These tables were small in size with falling leaves that allowed them to be tucked away without being removed from the room. Leaves down and they could be used for light refreshments; leaves up and they could serve a meal.
Chippendale included a couple of breakfast table designs in his Director, but the form remained popular throughout the Sheraton period. The designs can be seen with square and oval tops and with straight, turned or tapered legs. Many are ornamented with molded, carved or inlaid legs, but nearly all are shorter in height than their dining room counterparts.

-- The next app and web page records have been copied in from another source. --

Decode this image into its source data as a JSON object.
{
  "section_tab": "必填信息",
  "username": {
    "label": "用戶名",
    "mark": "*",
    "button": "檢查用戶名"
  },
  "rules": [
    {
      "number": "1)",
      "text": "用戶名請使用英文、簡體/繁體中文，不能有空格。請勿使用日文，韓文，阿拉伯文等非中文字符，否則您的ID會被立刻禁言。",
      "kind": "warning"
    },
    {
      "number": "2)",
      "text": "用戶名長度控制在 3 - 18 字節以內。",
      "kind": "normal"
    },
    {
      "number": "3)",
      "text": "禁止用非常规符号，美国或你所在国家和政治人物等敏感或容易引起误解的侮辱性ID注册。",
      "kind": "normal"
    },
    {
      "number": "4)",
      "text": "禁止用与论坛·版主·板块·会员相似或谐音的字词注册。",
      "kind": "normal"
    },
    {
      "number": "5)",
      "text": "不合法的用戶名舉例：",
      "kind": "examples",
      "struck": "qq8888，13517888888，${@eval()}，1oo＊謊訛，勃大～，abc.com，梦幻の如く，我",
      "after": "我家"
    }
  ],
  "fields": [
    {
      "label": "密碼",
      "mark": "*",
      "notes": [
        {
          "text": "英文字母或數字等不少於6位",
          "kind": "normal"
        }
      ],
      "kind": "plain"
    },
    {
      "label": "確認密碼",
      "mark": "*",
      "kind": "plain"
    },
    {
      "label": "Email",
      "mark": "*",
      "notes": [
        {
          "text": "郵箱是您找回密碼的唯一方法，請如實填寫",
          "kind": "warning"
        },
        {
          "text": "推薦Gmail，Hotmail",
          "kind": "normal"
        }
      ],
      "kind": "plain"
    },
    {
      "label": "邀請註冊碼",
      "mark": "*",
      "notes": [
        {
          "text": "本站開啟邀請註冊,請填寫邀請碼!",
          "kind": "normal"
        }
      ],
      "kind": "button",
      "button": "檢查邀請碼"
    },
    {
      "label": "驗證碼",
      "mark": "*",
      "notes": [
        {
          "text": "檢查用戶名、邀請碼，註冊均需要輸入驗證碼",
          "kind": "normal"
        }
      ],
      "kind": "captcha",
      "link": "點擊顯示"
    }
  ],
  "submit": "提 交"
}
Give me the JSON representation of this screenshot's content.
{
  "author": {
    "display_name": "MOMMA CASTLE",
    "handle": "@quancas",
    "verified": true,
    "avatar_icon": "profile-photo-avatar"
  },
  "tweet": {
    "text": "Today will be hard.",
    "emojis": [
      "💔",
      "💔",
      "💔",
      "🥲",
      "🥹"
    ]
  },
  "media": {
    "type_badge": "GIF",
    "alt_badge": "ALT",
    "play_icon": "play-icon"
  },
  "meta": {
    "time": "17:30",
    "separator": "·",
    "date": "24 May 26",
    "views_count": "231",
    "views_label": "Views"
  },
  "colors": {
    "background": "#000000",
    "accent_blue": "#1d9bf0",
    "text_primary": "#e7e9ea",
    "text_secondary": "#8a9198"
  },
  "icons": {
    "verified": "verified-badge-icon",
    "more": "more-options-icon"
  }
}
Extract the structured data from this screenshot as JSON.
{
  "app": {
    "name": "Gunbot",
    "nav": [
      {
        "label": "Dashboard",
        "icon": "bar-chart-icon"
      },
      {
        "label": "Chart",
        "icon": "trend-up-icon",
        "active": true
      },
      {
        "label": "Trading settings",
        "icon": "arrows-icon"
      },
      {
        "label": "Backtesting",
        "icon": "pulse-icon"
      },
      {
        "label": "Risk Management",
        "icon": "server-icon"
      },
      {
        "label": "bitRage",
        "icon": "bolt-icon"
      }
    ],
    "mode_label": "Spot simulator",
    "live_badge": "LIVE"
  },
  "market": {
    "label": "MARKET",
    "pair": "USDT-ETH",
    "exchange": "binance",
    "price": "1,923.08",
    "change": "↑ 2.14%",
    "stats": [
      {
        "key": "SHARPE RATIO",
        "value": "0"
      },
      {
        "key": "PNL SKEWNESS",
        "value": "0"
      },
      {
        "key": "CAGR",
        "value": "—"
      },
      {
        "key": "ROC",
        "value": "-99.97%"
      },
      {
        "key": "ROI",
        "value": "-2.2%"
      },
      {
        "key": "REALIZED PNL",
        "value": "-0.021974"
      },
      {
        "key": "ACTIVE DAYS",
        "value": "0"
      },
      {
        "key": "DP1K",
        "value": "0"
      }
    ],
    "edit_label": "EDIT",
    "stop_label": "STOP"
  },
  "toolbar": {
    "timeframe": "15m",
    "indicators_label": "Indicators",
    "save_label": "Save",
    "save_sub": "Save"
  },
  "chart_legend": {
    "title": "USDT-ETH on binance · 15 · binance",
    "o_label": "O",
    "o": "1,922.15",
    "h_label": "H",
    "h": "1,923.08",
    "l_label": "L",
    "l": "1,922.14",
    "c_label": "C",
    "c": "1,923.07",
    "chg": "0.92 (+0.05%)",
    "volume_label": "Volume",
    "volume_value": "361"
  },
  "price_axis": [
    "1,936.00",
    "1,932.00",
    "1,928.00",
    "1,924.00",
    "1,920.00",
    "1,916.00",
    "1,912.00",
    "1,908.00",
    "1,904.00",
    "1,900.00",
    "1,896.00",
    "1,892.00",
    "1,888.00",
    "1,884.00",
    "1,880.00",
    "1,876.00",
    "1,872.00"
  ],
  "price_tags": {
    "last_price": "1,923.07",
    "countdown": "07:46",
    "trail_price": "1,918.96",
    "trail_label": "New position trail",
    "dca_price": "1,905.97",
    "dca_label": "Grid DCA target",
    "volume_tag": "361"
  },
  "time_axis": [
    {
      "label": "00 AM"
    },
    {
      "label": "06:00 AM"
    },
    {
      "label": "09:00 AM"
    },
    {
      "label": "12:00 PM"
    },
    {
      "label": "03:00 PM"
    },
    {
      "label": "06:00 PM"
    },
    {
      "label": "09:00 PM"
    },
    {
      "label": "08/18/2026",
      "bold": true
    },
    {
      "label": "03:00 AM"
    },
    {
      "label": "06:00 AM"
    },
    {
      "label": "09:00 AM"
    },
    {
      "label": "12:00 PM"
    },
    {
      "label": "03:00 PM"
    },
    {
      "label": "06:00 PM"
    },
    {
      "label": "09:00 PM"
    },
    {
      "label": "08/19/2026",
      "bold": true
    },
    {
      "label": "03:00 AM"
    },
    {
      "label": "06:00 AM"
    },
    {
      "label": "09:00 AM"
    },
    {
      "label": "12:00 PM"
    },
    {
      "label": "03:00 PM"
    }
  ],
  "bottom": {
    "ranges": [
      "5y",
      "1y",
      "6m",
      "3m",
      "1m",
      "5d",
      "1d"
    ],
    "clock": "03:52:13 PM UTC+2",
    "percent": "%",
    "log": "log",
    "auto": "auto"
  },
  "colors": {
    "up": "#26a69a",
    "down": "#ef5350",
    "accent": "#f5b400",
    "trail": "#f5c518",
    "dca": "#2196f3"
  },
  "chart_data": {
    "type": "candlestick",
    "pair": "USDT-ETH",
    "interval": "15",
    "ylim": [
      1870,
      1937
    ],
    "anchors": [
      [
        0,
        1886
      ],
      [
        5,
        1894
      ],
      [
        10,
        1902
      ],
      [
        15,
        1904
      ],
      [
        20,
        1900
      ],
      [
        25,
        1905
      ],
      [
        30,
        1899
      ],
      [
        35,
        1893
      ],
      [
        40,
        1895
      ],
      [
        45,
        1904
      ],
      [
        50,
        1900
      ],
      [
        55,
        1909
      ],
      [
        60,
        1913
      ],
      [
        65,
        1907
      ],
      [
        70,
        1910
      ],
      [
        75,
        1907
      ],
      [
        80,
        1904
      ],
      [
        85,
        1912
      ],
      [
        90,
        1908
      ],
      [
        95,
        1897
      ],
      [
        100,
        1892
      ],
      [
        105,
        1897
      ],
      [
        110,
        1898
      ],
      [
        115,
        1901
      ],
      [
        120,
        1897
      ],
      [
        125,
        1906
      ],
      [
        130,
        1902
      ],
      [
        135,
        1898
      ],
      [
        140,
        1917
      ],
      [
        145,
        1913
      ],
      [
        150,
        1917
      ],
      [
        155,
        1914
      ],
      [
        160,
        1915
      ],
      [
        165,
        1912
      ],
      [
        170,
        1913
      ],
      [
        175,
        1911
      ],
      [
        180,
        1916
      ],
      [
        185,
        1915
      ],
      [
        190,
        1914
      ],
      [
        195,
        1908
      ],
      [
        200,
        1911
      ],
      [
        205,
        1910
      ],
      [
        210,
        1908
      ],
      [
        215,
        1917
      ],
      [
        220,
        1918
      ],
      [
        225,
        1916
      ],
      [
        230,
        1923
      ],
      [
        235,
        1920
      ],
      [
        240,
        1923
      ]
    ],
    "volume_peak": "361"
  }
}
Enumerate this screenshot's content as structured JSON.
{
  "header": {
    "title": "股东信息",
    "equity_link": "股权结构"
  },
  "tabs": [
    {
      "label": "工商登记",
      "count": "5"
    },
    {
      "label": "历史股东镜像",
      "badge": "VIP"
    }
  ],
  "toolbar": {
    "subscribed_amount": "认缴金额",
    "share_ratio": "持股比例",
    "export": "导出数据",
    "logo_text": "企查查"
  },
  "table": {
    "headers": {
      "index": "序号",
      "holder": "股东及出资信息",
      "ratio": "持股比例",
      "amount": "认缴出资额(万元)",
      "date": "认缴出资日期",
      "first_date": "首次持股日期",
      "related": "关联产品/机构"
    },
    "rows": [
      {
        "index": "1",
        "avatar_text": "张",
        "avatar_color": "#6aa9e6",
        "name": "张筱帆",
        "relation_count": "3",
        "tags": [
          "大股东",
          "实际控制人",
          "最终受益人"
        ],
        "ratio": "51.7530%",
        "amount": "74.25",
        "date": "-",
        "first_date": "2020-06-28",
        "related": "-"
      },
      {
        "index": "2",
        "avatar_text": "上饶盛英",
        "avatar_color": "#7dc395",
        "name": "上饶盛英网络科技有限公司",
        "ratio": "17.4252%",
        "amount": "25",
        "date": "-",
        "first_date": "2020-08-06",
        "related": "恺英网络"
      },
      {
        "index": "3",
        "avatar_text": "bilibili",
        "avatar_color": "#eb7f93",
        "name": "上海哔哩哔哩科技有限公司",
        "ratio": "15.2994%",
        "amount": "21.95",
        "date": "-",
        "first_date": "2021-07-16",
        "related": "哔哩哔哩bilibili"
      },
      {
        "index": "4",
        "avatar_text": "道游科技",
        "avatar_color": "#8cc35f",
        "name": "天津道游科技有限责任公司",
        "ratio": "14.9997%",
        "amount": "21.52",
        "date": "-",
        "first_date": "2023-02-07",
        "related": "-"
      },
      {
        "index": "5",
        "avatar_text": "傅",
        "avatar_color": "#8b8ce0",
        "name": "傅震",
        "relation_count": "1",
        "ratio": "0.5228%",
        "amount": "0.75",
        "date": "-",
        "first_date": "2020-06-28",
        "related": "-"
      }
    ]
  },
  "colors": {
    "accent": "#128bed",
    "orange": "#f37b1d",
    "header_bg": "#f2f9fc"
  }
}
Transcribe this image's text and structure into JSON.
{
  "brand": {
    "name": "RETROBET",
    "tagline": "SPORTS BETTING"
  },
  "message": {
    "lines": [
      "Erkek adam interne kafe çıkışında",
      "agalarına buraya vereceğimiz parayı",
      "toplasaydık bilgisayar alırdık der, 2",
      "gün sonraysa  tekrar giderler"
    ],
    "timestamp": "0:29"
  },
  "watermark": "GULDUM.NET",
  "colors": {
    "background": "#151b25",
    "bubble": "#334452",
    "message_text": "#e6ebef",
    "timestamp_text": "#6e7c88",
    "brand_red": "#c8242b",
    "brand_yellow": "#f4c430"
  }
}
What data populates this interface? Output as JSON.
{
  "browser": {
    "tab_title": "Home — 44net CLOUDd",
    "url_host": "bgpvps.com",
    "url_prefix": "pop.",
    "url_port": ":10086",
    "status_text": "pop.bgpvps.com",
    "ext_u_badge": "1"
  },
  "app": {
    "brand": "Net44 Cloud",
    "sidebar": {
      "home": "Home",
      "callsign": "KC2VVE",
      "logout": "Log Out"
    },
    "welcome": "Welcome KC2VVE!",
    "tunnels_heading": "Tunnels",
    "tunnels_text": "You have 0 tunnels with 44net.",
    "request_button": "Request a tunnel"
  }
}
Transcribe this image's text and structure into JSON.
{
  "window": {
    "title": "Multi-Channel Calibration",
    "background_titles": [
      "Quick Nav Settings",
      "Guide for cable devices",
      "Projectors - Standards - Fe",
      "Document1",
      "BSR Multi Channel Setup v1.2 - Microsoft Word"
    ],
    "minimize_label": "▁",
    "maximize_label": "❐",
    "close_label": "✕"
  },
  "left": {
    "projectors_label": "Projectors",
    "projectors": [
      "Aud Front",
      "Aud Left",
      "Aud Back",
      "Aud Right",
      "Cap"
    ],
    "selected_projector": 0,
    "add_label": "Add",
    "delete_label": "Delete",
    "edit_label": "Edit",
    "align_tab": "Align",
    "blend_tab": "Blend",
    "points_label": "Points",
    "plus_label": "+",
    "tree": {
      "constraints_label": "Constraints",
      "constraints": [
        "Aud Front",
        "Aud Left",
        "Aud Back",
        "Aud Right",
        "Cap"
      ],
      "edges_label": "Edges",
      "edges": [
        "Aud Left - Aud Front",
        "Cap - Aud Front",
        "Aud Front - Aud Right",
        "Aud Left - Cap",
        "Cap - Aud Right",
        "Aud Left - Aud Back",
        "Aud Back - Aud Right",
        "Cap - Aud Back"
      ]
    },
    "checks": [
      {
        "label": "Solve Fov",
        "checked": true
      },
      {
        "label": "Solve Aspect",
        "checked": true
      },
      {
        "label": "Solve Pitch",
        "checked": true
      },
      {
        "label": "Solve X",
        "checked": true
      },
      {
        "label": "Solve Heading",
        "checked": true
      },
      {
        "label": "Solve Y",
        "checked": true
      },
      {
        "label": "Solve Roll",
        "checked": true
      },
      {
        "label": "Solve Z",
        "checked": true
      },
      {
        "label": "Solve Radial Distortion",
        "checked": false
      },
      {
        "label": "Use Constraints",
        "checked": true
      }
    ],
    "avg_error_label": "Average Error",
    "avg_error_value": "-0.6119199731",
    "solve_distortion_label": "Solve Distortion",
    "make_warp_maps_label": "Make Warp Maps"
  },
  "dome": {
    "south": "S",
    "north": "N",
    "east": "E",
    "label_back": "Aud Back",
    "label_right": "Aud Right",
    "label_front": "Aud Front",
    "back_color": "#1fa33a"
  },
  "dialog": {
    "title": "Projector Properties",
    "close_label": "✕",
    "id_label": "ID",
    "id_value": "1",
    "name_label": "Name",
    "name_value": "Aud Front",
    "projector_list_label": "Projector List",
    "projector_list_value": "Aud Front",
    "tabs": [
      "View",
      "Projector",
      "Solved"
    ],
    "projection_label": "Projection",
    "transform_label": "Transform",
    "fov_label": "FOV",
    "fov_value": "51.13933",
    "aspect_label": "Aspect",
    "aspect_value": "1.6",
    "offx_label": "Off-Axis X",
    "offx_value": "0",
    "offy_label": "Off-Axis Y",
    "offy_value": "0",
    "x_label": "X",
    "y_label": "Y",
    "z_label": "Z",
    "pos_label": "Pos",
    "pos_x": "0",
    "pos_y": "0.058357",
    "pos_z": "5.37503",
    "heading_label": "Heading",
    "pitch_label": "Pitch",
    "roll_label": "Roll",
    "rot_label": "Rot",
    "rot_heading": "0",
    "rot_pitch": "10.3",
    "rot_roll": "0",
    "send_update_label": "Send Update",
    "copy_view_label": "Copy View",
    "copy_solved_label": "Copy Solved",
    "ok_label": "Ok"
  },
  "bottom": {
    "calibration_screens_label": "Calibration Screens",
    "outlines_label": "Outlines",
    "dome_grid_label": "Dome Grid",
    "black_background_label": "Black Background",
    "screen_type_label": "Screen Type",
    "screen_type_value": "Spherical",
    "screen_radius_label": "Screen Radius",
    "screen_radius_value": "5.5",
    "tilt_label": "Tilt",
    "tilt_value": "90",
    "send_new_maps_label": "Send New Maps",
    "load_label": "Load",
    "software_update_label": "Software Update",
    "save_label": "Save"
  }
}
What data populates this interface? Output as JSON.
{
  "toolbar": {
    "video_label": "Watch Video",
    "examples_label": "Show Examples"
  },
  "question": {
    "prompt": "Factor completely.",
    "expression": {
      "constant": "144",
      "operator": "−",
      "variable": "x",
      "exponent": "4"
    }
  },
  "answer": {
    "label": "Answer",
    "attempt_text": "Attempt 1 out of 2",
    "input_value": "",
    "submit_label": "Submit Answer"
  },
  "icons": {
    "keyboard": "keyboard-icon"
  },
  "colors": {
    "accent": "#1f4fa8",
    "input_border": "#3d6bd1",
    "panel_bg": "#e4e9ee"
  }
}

I can understand the want of a smaller table for your bedroom, but why shorter? The only reason I can come up with is the lower top height is a little more comfortable to use when you aren’t trussed up in formal attire. Unlike today, people didn’t lounge at dinner. When dressed in formal clothing they tended to sit more upright and at the edges of their chairs making a taller table height a better option. When dressed more informally they may have sat further back in their chairs and lounged making the lower height the more appropriate choice.
All of this, however, is conjecture on my part because I have been unable to find rules of etiquette from the 18th century regarding sitting posture at formal and informal gatherings. The difference in height certainly raises some interesting questions.
Another interesting question revolves around the second table in this post. It’s from Massachusetts during the first half of the 18th century, but it’s a breakfast table – not a full-size gate leg dining table. While small tables with falling leaves existed in the William & Mary period (they tend to be more akin to butterfly tables) why aren’t there more examples of table designs as refined as this?
Any thoughts? I welcome theories wild or educated. And if you’d like to learn more about the miniature William & Mary Gateleg table at the end of this post, you need to be a subscriber – it’s the final project in Issue #2 (for logged in subscribers it can be found under the “Members/Past Issues” tab of the Nav bar).